  15. I agree with the comments made I have was let go after almost 13 yrs experience in retail as I was expensive to the company could hire two part time associates with no benefits. And yes the associates still with the company acquire more depts to work or go up the corporate ladder….pressure is on. With not much increase in pay for and incentive.

    • I agree with the comments made I have almost 13 yrs experience in retail I was left go as company was downsizing I was expensive to the company. The company could hire two part-time associates with no benefits. And yes the associates that still with the company acquired more depts to work or responsibities or go up the corporate ladder….pressure is on. With not much increase in pay for and incentive.

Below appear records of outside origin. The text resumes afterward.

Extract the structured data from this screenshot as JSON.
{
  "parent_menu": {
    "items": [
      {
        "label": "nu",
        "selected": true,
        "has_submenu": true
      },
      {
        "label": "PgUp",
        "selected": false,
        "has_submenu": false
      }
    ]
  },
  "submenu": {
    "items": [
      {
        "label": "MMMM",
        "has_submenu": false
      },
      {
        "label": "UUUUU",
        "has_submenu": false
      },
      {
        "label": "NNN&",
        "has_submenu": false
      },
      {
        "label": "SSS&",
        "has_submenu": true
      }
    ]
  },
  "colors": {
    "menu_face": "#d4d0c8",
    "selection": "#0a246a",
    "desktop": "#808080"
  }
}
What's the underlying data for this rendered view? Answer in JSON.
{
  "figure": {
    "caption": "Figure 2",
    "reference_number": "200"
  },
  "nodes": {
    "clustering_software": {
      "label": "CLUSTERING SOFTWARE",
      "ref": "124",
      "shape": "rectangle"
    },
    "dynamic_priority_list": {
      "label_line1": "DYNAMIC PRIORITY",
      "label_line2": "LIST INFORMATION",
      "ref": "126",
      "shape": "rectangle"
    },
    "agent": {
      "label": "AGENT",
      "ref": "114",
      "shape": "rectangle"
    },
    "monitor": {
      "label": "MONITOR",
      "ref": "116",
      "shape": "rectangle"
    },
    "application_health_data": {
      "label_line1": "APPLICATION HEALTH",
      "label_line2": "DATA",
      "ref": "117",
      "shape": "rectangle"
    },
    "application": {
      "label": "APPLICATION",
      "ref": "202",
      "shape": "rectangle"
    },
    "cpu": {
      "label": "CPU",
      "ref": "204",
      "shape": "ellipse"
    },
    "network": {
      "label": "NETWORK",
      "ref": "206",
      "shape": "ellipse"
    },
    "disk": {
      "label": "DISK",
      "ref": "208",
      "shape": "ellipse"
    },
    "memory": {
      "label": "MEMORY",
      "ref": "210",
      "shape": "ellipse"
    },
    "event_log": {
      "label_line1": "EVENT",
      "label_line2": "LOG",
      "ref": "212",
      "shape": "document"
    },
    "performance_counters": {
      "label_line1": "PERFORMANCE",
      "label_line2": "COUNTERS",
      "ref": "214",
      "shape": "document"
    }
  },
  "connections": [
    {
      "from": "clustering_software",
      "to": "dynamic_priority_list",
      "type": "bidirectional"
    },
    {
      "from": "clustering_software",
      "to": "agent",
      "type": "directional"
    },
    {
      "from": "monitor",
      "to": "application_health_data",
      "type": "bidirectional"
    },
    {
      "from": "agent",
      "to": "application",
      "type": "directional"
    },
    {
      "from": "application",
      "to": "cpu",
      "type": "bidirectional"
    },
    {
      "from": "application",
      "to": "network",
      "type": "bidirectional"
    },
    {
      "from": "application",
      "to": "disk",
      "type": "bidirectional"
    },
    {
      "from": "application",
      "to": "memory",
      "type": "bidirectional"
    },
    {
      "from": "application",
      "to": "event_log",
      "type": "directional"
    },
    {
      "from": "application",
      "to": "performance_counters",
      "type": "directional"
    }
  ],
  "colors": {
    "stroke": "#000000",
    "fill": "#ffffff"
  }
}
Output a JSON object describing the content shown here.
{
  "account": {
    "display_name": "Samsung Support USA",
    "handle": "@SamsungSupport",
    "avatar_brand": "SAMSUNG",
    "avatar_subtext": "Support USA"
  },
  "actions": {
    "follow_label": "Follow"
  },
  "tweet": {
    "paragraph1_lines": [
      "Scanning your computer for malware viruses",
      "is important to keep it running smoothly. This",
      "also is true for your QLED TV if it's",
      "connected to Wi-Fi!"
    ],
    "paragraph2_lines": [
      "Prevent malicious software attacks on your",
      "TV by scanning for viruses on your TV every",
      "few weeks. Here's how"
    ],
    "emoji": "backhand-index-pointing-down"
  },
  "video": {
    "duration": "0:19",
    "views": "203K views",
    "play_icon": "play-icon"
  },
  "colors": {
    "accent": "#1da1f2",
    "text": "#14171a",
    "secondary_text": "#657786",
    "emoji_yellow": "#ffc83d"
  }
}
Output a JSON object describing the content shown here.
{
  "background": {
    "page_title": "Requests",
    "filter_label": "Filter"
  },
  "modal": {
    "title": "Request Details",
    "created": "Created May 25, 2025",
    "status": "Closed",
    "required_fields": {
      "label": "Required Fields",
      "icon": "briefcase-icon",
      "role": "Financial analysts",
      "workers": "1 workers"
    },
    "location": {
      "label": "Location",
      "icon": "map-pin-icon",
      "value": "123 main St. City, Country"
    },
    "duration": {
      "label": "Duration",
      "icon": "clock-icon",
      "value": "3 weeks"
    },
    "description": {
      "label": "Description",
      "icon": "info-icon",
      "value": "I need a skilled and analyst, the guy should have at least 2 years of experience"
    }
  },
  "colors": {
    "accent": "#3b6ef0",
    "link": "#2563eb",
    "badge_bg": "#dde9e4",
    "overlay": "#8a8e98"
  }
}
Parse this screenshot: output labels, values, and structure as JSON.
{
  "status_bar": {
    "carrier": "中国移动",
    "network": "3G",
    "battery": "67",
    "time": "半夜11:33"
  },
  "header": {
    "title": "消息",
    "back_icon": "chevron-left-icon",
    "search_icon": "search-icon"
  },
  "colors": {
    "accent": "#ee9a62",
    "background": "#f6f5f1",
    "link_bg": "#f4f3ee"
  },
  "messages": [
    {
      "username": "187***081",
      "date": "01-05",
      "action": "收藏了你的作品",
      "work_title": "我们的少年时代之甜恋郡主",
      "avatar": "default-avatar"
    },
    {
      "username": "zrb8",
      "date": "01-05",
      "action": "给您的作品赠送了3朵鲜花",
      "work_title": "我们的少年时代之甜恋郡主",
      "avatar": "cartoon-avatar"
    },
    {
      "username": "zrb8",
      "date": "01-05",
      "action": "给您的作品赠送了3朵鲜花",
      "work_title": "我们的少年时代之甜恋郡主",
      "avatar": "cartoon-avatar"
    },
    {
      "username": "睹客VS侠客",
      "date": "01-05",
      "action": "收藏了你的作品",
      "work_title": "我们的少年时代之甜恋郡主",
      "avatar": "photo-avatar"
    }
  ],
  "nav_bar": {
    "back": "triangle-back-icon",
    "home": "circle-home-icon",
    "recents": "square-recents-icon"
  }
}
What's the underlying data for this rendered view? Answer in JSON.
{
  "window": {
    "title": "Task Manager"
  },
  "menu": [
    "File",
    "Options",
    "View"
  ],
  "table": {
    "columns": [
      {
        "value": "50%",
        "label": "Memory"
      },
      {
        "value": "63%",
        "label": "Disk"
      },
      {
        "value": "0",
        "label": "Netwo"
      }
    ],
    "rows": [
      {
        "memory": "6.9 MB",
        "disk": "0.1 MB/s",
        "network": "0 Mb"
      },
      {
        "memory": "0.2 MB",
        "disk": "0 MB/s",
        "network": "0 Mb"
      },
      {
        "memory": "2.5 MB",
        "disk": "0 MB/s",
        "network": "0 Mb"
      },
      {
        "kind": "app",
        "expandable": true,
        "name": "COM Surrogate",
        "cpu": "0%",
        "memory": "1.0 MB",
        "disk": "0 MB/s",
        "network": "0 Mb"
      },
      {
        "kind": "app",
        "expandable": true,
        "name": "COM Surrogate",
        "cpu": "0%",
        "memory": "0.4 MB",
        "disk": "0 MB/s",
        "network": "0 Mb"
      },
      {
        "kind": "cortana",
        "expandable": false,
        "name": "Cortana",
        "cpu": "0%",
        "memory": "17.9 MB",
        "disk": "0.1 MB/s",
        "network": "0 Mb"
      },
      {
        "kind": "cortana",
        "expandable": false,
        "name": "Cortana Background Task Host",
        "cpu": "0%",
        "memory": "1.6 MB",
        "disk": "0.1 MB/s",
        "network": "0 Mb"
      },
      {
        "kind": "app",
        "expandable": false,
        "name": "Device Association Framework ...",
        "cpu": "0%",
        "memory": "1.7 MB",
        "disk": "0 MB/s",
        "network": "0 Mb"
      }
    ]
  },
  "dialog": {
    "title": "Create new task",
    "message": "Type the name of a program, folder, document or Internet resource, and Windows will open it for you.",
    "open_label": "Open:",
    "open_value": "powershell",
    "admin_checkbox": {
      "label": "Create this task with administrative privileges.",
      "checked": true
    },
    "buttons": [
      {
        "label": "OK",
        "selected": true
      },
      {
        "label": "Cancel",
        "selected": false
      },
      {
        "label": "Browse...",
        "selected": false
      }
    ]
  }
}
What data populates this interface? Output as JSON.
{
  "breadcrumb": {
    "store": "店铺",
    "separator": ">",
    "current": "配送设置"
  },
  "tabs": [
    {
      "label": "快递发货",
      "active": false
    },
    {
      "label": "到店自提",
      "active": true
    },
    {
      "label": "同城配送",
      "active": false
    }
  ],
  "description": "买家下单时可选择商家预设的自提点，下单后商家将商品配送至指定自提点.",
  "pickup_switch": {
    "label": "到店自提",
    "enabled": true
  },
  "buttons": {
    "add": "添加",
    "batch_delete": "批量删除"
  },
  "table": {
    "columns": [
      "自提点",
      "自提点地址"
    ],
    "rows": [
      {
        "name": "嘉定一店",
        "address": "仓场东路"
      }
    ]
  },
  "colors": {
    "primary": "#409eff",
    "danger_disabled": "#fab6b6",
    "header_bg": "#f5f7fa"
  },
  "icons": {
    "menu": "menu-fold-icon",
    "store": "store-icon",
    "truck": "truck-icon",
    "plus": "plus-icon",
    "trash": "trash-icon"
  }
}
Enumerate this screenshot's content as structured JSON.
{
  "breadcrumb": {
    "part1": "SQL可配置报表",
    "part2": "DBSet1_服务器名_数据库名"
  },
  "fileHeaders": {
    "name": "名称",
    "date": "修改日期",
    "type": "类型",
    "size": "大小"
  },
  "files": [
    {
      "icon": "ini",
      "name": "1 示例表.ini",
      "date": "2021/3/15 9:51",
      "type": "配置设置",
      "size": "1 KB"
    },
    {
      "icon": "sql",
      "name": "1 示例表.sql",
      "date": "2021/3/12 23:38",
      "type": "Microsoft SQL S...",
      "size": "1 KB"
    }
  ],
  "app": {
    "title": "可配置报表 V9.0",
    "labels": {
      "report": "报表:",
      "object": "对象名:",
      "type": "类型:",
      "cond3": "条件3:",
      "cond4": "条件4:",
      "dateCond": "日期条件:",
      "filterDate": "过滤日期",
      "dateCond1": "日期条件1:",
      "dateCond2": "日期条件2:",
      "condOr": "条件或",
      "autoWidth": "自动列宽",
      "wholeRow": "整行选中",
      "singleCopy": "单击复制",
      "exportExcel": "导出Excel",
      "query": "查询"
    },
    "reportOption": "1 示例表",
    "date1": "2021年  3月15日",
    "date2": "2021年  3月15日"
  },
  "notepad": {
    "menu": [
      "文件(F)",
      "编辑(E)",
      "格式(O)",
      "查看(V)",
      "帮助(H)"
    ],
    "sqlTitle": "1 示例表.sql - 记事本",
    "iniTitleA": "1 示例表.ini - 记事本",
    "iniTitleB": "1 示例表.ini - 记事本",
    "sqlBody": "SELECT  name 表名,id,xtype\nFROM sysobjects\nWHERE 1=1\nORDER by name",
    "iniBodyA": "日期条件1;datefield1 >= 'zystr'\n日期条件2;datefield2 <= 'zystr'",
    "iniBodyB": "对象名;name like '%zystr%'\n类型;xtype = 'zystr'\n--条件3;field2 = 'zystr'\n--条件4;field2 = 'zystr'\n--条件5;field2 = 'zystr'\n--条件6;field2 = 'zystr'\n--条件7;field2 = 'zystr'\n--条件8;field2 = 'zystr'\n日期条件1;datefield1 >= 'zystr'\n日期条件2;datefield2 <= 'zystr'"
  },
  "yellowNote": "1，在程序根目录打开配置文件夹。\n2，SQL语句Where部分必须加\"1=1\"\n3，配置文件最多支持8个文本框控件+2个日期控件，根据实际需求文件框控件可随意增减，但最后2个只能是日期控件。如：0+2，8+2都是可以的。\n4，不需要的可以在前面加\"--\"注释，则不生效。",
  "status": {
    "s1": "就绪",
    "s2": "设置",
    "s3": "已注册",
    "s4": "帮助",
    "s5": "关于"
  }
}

      And I do think some companies are realizing with the downsizing they lost alot of professional and experienced help and the now the company is suffering.

  16. This article sounds to rosey to me. I have had two rounds of unemployment. The first from 6/07 to 8/08 and only then could I get a p/t job at a grocery store after being a project coordinator for 6 yrs. and now the second round of unemployment 03/10 to present. The scariest part this time is my husband has joined me in the unemployment line.

    We have followed all the advise from creating a couple different resumes to exhausting all of our connections to getting networking through different types of media…a big fat 0. Between the two of us, we have probably submitted our resume 300 times and either we get an auto rejection or a recruiter that calls for a job that we are not qualified for and if you happen to get an interview, you get no response back or any feedback!!!!

    I am willing to cash in my 401K…payoff everything and start all over, but now it seems I can’t even get a entry level position that I REALLY do want!

  17. i agree with what some of this says , as for me i am looking to move on i have work for 21 years in Heavy Industry, I work 17 Yrs Steelmills 4 years Foundry worker at 45 with this many years i finding that even in this busness that with the exsperance i have im being look over for the younger worker who can be hired for less money or worker who work for less the job i work at know was told i was topt out at 13 doller a hour as a furnace Helper when in the 90 doing the same job i mad over 18.50 hour but lost this job due to over seas inports and missmangement of the copany so how do’s some one with this exsperance move on out of a dead end job when the money you take home dont even make it to home ? plesae feel free to contact me at ed_reidt@hotmail.com

  18. So the news is that there is no news? keep sending your resume to yet another HR blackhole? Keep contacting recruiters that know nothing about the position they are hiring for? Keep posting your resume only to be send a bombardment of bot calls and advertising emails for sales positions you are interested in?


    Follow my blog, lets get someone to listen to us! We are being ignored and unheard. People that are employed are telling us how to be noticed??? They haven’t tried it have they?

  19. Pingback: Based On Job Postings, Which Industries Show Promise? : The Work Buzz

  20. Pingback: Freshers Yaar! » Blog Archive » Based On Job Postings, Which Industries Show Promise?

  21. Pingback: ‘Overqualified’ workers struggle to find work, employers fear they’ll flee « Canadian Engineering Jobs

  22. Pingback: ‘Overqualified’ workers struggle to find work, employers fear they’ll flee « Job Search Engineering

  23. Pingback: Search Colleges Universities : ‘Overqualified’ workers struggle to find work, employers fear they’ll flee

  24. Pingback: A smaller paycheck today, a retirement plan tomorrow « Job Search Engineering

  25. Pingback: A smaller paycheck today, a retirement plan tomorrow « Sales and Marketing Jobs

  26. … the worst thing – that noone tells how many are fiered. As what i see now – the high paid managers are fiered – and replaced by long time unemplyed people – who are absolutely skilled to do the job but are willing to do it for less money.

Leave a Reply

Your email address will not be published. Required fields are marked *

You may use these HTML tags and attributes: <a href="" title=""> <abbr title=""> <acronym title=""> <b> <blockquote cite=""> <cite> <code> <del datetime=""> <em> <i> <q cite=""> <strike> <strong>